▶ [Task to carry out]
Each entry that follows should be set down precisely, with its pictures removed.

▶ [Information provided]
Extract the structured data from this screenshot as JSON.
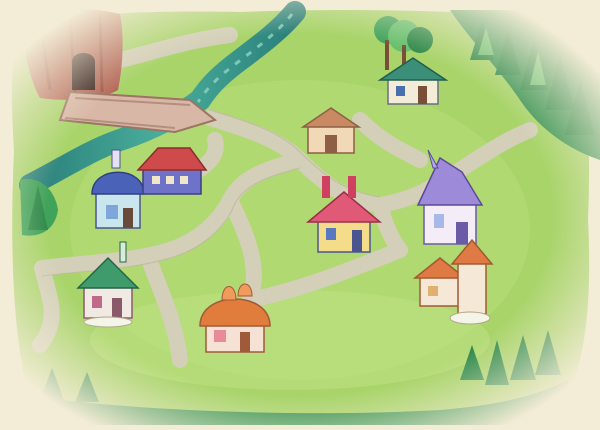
{
  "map": {
    "colors": {
      "parchment": "#f3ecd6",
      "grass": "#a8d46a",
      "grass_light": "#c4e486",
      "grass_dark": "#8cbf4f",
      "path": "#d3cfb8",
      "path_edge": "#bdb79d",
      "river": "#2e8f86",
      "river_light": "#5fc0ad",
      "cliff": "#b5695a",
      "cliff_dark": "#8e4c40",
      "bridge": "#d9b7a6",
      "tree_dark": "#2f8a4a",
      "tree_mid": "#3fa35a",
      "tree_light": "#66c06e"
    },
    "locations": [
      {
        "id": "mountain-tunnel",
        "icon": "tunnel-icon"
      },
      {
        "id": "stone-bridge",
        "icon": "bridge-icon"
      },
      {
        "id": "forest-house",
        "icon": "house-icon",
        "roof": "#3b8f78",
        "wall": "#f2ecd9"
      },
      {
        "id": "gazebo-hut",
        "icon": "hut-icon",
        "roof": "#c98a63",
        "wall": "#f1d9b8"
      },
      {
        "id": "blue-dome-shop",
        "icon": "shop-icon",
        "roof": "#4a63b8",
        "wall": "#c9e6ef"
      },
      {
        "id": "red-barn",
        "icon": "barn-icon",
        "roof": "#cf4a4a",
        "wall": "#6f72c9"
      },
      {
        "id": "pink-roof-house",
        "icon": "house-icon",
        "roof": "#e05a78",
        "wall": "#f4dc8a"
      },
      {
        "id": "purple-spire-house",
        "icon": "spire-house-icon",
        "roof": "#9d8ad8",
        "wall": "#f4ecf7"
      },
      {
        "id": "orange-tower-shop",
        "icon": "tower-icon",
        "roof": "#e07a44",
        "wall": "#f6e8d6"
      },
      {
        "id": "green-clinic",
        "icon": "clinic-icon",
        "roof": "#3f9b6c",
        "wall": "#f1e9e4"
      },
      {
        "id": "orange-dome-house",
        "icon": "dome-house-icon",
        "roof": "#e07c3c",
        "wall": "#f6e1d5"
      }
    ]
  }
}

▶ [Output]
Extract the structured data from this screenshot as JSON.
{
  "map": {
    "colors": {
      "parchment": "#f3ecd6",
      "grass": "#a8d46a",
      "grass_light": "#c4e486",
      "grass_dark": "#8cbf4f",
      "path": "#d3cfb8",
      "path_edge": "#bdb79d",
      "river": "#2e8f86",
      "river_light": "#5fc0ad",
      "cliff": "#b5695a",
      "cliff_dark": "#8e4c40",
      "bridge": "#d9b7a6",
      "tree_dark": "#2f8a4a",
      "tree_mid": "#3fa35a",
      "tree_light": "#66c06e"
    },
    "locations": [
      {
        "id": "mountain-tunnel",
        "icon": "tunnel-icon"
      },
      {
        "id": "stone-bridge",
        "icon": "bridge-icon"
      },
      {
        "id": "forest-house",
        "icon": "house-icon",
        "roof": "#3b8f78",
        "wall": "#f2ecd9"
      },
      {
        "id": "gazebo-hut",
        "icon": "hut-icon",
        "roof": "#c98a63",
        "wall": "#f1d9b8"
      },
      {
        "id": "blue-dome-shop",
        "icon": "shop-icon",
        "roof": "#4a63b8",
        "wall": "#c9e6ef"
      },
      {
        "id": "red-barn",
        "icon": "barn-icon",
        "roof": "#cf4a4a",
        "wall": "#6f72c9"
      },
      {
        "id": "pink-roof-house",
        "icon": "house-icon",
        "roof": "#e05a78",
        "wall": "#f4dc8a"
      },
      {
        "id": "purple-spire-house",
        "icon": "spire-house-icon",
        "roof": "#9d8ad8",
        "wall": "#f4ecf7"
      },
      {
        "id": "orange-tower-shop",
        "icon": "tower-icon",
        "roof": "#e07a44",
        "wall": "#f6e8d6"
      },
      {
        "id": "green-clinic",
        "icon": "clinic-icon",
        "roof": "#3f9b6c",
        "wall": "#f1e9e4"
      },
      {
        "id": "orange-dome-house",
        "icon": "dome-house-icon",
        "roof": "#e07c3c",
        "wall": "#f6e1d5"
      }
    ]
  }
}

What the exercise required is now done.